Find the lines below holding the word "legend" and copy each of them.

Data records:
• • • • •

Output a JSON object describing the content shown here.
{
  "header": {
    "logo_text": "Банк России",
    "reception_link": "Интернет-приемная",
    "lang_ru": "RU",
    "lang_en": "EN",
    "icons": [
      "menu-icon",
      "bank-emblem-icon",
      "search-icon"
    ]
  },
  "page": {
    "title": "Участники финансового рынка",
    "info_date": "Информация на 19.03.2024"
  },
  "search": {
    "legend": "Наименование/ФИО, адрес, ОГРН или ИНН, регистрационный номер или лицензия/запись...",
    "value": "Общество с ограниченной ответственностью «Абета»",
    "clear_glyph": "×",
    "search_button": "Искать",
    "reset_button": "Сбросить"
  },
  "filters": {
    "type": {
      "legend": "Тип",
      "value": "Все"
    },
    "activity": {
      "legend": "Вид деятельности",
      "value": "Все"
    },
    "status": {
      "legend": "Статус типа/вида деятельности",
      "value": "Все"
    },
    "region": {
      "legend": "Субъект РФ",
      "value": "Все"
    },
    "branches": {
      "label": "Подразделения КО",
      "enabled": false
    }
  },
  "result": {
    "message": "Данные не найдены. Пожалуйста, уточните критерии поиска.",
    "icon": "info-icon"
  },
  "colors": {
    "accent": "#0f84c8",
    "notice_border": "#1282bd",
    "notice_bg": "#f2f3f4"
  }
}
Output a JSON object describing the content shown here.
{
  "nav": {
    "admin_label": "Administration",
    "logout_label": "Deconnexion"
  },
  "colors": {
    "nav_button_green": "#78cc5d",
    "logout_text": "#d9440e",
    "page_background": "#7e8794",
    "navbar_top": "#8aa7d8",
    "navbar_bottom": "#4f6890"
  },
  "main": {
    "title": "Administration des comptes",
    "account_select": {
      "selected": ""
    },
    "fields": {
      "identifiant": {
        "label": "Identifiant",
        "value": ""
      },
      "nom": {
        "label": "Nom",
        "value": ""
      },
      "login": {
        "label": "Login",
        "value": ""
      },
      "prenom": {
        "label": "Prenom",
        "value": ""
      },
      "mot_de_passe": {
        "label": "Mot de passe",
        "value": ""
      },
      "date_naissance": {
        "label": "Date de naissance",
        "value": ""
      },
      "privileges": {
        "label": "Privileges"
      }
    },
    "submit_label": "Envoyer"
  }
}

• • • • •

Exercise answer:
    "legend": "Наименование/ФИО, адрес, ОГРН или ИНН, регистрационный номер или лицензия/запись...",
      "legend": "Тип",
      "legend": "Вид деятельности",
      "legend": "Статус типа/вида деятельности",
      "legend": "Субъект РФ",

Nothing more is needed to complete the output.